PROBLEM STATEMENT:
Quote the lines below from the one containing "What data populates" to the final line, both ends included; exclude the pictures.
** Opening SUPPLIED ENTRIES block **
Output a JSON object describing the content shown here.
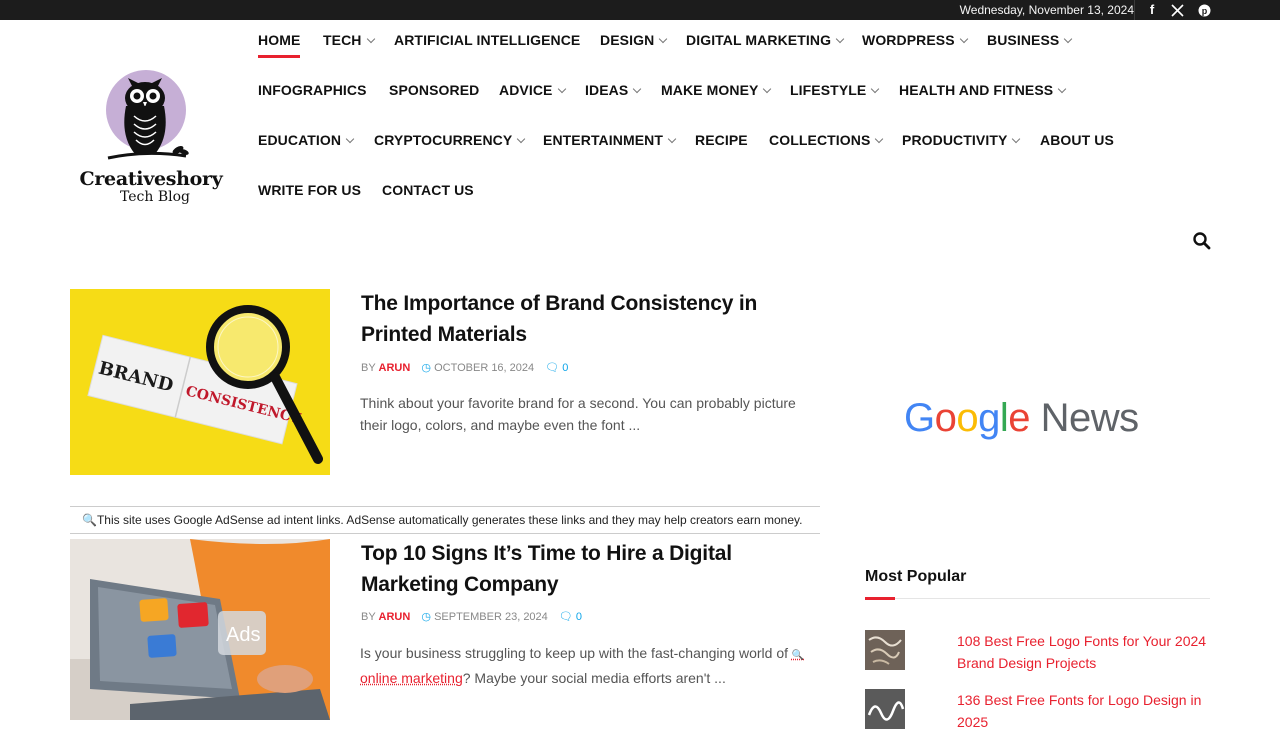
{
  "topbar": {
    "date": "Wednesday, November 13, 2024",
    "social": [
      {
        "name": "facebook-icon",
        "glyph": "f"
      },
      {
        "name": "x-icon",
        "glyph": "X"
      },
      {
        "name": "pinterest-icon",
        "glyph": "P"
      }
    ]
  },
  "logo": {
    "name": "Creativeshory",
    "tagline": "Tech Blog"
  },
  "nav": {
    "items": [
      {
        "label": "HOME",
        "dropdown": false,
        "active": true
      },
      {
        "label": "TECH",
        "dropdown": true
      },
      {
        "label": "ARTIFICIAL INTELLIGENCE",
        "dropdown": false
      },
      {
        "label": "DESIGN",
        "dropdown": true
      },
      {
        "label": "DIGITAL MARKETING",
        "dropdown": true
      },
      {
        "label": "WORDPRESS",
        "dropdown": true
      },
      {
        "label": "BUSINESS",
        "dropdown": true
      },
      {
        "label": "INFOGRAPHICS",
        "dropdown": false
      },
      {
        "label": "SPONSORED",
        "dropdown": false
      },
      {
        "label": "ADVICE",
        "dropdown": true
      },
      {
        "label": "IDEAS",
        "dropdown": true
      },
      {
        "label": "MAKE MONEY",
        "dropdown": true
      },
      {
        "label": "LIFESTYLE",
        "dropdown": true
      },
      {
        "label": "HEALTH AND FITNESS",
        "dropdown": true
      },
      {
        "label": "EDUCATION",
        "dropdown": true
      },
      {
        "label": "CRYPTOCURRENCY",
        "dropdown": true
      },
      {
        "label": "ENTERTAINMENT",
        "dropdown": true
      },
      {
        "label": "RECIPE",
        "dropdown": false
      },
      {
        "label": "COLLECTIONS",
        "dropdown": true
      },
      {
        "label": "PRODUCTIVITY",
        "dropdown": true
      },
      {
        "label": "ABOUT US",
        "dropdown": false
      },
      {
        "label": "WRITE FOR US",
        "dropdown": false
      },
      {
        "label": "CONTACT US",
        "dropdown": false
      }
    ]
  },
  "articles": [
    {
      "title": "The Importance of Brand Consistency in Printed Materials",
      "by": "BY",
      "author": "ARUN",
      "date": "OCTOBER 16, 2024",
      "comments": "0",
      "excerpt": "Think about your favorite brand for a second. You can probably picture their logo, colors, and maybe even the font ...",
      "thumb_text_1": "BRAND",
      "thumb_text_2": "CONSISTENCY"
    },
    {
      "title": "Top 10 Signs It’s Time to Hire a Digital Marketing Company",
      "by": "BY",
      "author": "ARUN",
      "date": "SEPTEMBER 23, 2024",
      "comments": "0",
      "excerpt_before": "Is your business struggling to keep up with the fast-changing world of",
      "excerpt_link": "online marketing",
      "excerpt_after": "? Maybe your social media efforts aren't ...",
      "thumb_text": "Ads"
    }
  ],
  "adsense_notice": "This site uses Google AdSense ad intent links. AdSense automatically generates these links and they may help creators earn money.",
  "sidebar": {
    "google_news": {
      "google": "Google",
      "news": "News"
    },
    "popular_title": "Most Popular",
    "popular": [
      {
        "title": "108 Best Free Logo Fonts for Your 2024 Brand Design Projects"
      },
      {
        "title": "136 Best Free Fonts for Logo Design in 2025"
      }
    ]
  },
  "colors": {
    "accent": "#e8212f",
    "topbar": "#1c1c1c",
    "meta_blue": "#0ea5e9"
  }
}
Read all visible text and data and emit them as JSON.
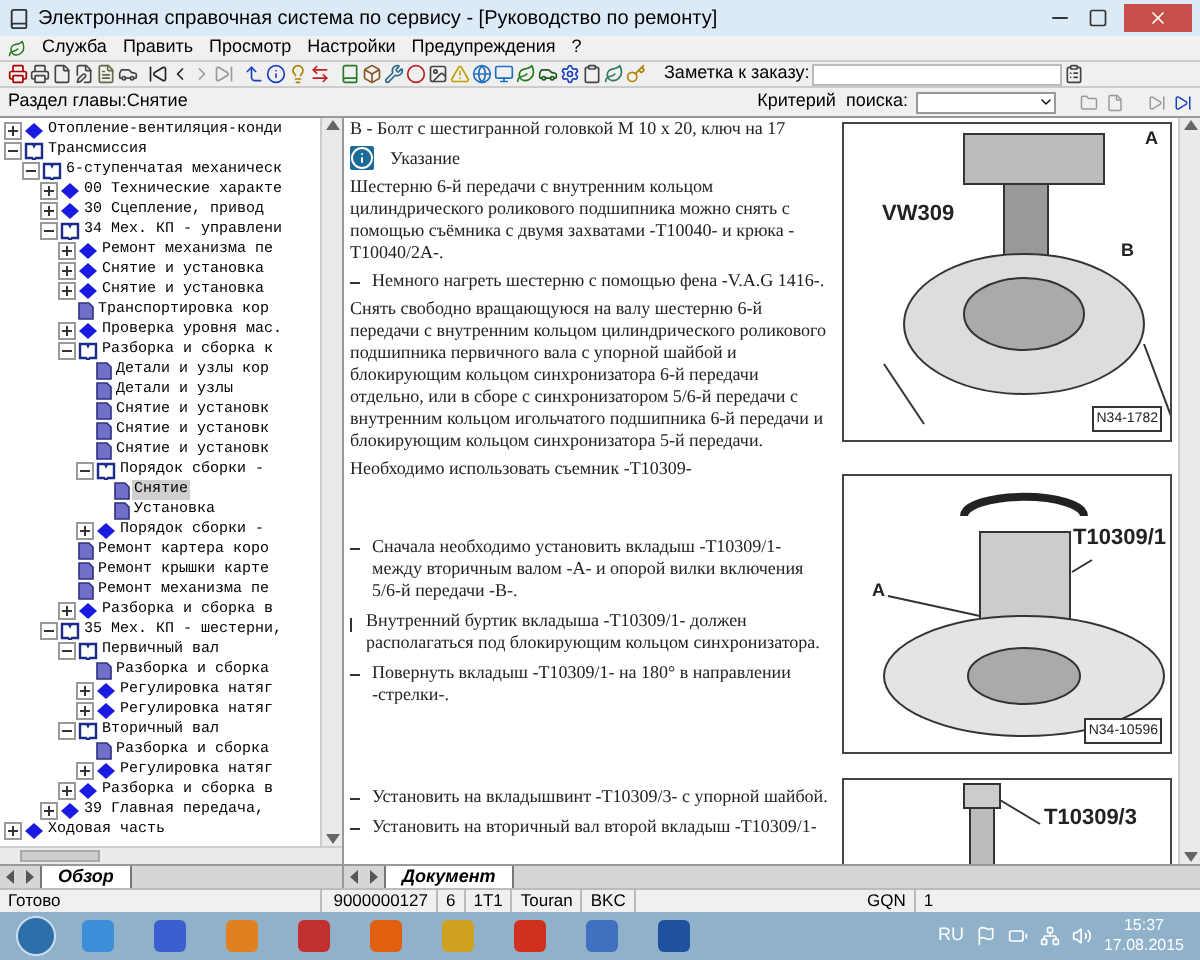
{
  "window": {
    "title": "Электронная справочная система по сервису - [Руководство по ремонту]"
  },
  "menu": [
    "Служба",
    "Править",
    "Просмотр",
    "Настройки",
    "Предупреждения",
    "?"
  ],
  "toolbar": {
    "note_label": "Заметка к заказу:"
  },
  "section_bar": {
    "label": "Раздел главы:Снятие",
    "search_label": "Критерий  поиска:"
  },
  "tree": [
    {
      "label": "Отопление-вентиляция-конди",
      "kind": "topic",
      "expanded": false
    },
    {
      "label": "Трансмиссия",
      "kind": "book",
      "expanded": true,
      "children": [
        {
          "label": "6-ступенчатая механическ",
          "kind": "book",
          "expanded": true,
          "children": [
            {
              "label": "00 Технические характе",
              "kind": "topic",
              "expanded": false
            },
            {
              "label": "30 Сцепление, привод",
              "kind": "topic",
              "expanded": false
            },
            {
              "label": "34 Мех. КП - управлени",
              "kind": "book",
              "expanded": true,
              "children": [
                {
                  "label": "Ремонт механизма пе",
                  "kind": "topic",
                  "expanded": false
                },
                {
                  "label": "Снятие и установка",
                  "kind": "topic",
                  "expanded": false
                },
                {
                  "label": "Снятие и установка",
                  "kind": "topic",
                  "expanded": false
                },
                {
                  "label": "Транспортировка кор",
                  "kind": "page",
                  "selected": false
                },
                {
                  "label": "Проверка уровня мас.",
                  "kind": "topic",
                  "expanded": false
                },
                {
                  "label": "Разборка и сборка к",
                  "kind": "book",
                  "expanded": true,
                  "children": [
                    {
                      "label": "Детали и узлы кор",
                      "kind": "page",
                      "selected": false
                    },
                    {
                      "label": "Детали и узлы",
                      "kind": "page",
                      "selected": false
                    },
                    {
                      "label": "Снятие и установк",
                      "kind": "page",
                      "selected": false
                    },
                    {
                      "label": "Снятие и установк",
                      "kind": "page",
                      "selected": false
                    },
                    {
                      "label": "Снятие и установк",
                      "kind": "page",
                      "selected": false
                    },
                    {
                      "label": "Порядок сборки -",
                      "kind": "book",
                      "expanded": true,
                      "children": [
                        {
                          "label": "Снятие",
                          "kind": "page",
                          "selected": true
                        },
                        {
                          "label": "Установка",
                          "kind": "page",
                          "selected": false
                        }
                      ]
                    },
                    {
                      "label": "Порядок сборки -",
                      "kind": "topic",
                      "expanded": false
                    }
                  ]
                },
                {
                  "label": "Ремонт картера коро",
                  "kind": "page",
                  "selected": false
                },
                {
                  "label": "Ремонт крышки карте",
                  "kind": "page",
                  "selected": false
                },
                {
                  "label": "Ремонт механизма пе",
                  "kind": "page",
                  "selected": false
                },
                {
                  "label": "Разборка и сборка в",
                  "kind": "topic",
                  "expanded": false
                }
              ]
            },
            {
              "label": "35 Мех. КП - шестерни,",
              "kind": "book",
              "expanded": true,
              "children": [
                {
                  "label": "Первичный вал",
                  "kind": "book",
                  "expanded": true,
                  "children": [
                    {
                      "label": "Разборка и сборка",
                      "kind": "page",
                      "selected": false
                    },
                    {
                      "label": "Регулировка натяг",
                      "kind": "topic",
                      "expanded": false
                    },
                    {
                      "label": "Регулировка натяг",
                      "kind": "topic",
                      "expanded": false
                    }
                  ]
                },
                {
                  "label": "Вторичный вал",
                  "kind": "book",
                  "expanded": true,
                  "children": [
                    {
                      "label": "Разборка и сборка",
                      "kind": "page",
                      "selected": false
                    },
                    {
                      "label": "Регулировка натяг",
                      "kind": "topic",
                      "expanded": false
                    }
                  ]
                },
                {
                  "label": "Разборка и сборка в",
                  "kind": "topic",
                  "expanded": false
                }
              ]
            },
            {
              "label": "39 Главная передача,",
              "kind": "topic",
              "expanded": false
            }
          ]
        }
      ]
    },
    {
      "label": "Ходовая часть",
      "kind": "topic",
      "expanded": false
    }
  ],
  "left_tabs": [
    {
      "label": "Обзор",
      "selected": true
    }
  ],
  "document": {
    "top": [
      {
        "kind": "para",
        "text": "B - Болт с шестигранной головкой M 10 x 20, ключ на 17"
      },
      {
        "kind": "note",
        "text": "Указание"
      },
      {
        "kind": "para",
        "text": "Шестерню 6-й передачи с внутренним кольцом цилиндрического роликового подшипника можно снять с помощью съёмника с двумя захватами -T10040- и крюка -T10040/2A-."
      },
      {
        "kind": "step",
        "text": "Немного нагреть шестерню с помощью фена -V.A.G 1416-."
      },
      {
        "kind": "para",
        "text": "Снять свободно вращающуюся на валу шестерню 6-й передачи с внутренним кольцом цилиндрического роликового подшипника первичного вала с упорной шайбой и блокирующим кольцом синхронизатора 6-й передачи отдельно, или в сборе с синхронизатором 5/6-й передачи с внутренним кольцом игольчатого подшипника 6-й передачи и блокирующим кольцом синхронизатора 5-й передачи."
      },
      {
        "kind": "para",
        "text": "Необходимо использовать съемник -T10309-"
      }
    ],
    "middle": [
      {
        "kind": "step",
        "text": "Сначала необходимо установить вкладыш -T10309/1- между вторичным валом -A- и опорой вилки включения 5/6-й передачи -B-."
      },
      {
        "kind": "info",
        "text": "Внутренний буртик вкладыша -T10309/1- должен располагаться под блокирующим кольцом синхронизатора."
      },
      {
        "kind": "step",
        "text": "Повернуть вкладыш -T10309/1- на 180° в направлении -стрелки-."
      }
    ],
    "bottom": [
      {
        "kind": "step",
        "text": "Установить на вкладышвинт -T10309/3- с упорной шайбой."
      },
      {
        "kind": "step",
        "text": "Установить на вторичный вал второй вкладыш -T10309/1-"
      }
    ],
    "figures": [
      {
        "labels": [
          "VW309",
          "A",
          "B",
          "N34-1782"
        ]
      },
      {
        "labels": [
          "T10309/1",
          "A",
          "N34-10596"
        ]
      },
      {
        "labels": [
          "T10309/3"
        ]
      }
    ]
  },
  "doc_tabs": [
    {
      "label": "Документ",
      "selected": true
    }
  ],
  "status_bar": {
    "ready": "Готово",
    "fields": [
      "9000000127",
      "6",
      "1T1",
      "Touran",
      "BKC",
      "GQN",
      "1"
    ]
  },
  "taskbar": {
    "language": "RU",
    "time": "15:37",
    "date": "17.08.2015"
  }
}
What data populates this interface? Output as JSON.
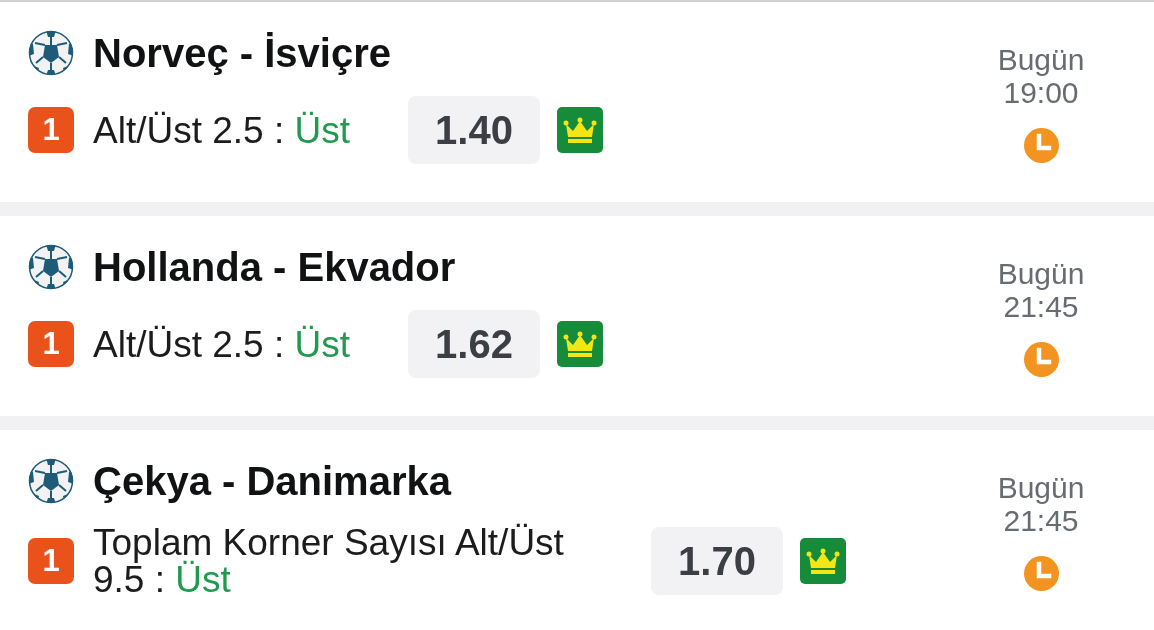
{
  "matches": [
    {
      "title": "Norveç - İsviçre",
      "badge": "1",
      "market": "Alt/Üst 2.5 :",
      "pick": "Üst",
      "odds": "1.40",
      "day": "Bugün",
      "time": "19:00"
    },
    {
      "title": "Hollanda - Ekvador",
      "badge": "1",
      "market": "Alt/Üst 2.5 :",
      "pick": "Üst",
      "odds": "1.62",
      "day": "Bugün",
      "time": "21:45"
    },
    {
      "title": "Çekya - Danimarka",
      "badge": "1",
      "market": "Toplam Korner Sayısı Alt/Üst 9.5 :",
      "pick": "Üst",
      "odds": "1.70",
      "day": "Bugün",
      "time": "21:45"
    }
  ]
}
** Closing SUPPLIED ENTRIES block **
COMPLETED EXERCISE:
What data populates this interface? Output as JSON.
{
  "matches": [
    {
      "title": "Norveç - İsviçre",
      "badge": "1",
      "market": "Alt/Üst 2.5 :",
      "pick": "Üst",
      "odds": "1.40",
      "day": "Bugün",
      "time": "19:00"
    },
    {
      "title": "Hollanda - Ekvador",
      "badge": "1",
      "market": "Alt/Üst 2.5 :",
      "pick": "Üst",
      "odds": "1.62",
      "day": "Bugün",
      "time": "21:45"
    },
    {
      "title": "Çekya - Danimarka",
      "badge": "1",
      "market": "Toplam Korner Sayısı Alt/Üst 9.5 :",
      "pick": "Üst",
      "odds": "1.70",
      "day": "Bugün",
      "time": "21:45"
    }
  ]
}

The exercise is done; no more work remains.